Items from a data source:
□ □ □ □ □

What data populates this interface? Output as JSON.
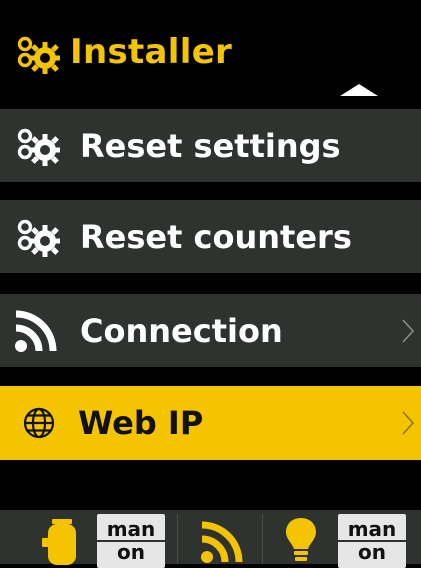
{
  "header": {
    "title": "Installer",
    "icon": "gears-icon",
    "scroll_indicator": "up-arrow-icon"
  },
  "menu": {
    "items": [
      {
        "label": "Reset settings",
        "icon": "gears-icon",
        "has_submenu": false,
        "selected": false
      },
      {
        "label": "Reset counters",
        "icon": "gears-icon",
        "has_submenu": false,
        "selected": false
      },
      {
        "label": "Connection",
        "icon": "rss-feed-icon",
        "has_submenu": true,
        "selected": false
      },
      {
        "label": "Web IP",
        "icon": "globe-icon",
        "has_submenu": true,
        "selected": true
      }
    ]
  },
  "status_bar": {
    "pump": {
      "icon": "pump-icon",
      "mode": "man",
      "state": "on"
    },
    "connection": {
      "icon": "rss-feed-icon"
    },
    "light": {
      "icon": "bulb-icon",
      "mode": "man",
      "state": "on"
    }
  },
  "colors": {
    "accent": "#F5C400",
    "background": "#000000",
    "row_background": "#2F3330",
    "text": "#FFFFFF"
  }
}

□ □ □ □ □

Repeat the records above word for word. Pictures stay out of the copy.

Output for this exercise:
What data populates this interface? Output as JSON.
{
  "header": {
    "title": "Installer",
    "icon": "gears-icon",
    "scroll_indicator": "up-arrow-icon"
  },
  "menu": {
    "items": [
      {
        "label": "Reset settings",
        "icon": "gears-icon",
        "has_submenu": false,
        "selected": false
      },
      {
        "label": "Reset counters",
        "icon": "gears-icon",
        "has_submenu": false,
        "selected": false
      },
      {
        "label": "Connection",
        "icon": "rss-feed-icon",
        "has_submenu": true,
        "selected": false
      },
      {
        "label": "Web IP",
        "icon": "globe-icon",
        "has_submenu": true,
        "selected": true
      }
    ]
  },
  "status_bar": {
    "pump": {
      "icon": "pump-icon",
      "mode": "man",
      "state": "on"
    },
    "connection": {
      "icon": "rss-feed-icon"
    },
    "light": {
      "icon": "bulb-icon",
      "mode": "man",
      "state": "on"
    }
  },
  "colors": {
    "accent": "#F5C400",
    "background": "#000000",
    "row_background": "#2F3330",
    "text": "#FFFFFF"
  }
}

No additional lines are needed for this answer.